Automobiles in the early 20th century were infant technologies with no infrastructure such as road maps, traffic signals, pavement, gas stations, parking lots, expressways, or motels. The vast majority of people hadn’t seen a car before. So what could be more exciting than the first automobile race ’round the world under conditions such as these?
In the summer of 1907, a race was announced “The Great Race: New York to Paris by Automobile.” The reward: a trophy weighing 1,400 pounds and proof that it could be done. The race began on February 12, 1908, in Times Square. A total of six cars representing four nations began the 169-day ordeal (making it the longest motorsport event to date). Germany, France, Italy, and the United States participated in the race. Germany sent a Protos, Italy sent a Zust, France sent three cars (De Dion-Bouton, Motobloc, and Sizaire-Naudin), and the United States sent a Thomas Flyer.

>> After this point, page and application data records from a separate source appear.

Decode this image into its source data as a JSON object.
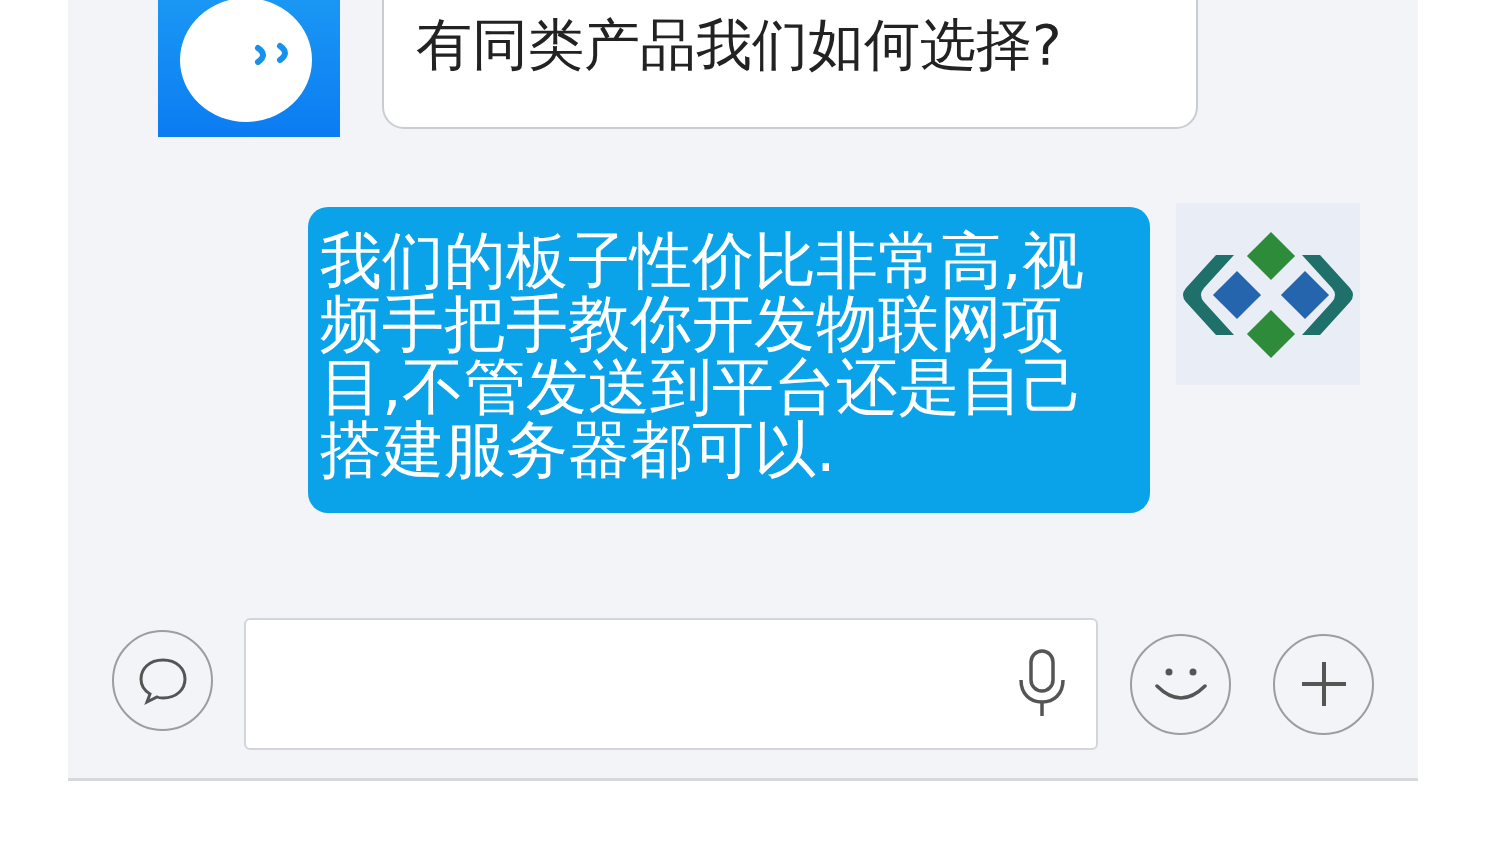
{
  "messages": [
    {
      "kind": "incoming",
      "text": "有同类产品我们如何选择?"
    },
    {
      "kind": "outgoing",
      "text": "我们的板子性价比非常高,视频手把手教你开发物联网项目,不管发送到平台还是自己搭建服务器都可以."
    }
  ]
}
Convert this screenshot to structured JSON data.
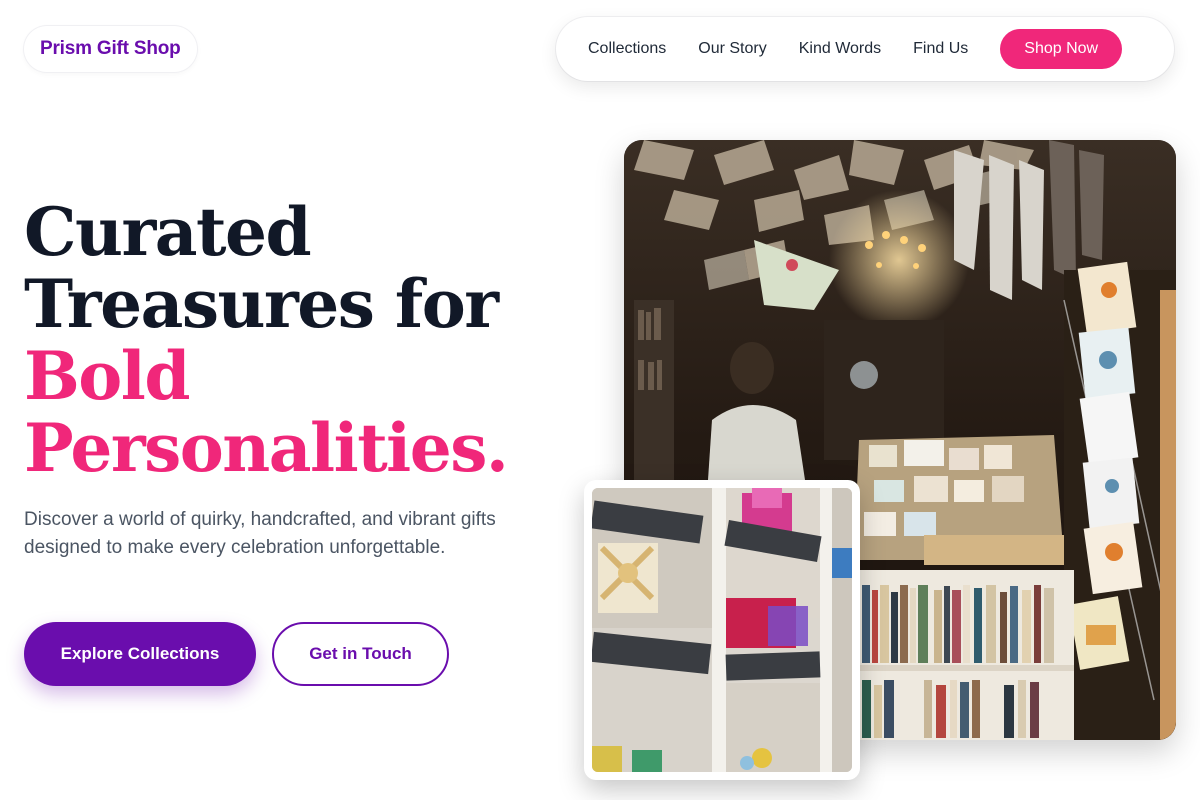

The Thomas Flyer entered the race at the insistence of Theodore Roosevelt, who was concerned about European automobiles crossing the country unchallenged. A more established company, such as Buffalo’s Pierce-Arrow, declined to enter. At the last minute, the Thomas Automobile Company, also from Buffalo, pulled a production car from its factory and entered the race. Buffalo’s own George Schuster drove and was the mechanic.

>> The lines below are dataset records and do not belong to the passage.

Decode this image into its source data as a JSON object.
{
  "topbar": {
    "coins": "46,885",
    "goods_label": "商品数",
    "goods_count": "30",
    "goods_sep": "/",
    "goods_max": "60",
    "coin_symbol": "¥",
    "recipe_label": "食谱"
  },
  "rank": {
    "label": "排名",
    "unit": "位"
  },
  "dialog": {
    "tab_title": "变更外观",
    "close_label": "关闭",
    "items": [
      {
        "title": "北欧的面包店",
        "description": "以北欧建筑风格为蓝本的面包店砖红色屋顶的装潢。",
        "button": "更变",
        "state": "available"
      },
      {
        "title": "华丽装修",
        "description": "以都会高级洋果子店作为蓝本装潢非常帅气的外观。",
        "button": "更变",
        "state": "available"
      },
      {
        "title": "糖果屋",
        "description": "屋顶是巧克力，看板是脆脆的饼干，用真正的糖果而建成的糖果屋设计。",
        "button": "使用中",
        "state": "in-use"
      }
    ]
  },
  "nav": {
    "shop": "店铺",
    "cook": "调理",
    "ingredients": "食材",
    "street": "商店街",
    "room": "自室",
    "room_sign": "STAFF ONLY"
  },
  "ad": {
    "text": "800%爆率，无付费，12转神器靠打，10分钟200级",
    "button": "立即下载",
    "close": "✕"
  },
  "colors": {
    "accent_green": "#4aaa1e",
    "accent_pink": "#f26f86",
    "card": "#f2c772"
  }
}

The proposed route crossed the United States through areas with few roads, followed by a boat trip across Alaska (hopefully frozen Bering Strait). The second crossing across Siberia to Moscow and the final leg to Paris. This was the first-ever winter crossing of the United States by car, which took 41 days, 8 hours, and 15 minutes. After being transported to Seattle, the vehicle was shipped to Valdez, Alaska. As the Americans turned north, they had a line of followers that stretched from California to Iowa. Zust was in Omaha, De Dion in Cedar Rapids, Iowa, Moto*Bloc in Maple Park, Illinois, and Protosa were in Geneva, Illinois. Due to mechanical problems, another French car was forced to withdraw. Thomas’ crew returned to Seattle after encountering impossible conditions in Alaska. A steamer rerouted the race across the Pacific to Japan, from where the Americans crossed the Sea of Japan. After that, it was on to Vladivostok, Siberia, by ship to begin crossing Asia and Europe. The German Protos, the Italian Züst, and the American Flyer were the only competitors to get past Vladivostok. During the spring thaw, the wet plains of Siberia and Manchuria made travel difficult.
It was a race that established the automobile’s reliability as a means of transportation far beyond the race itself. This led to the construction of better roads in many parts of the world.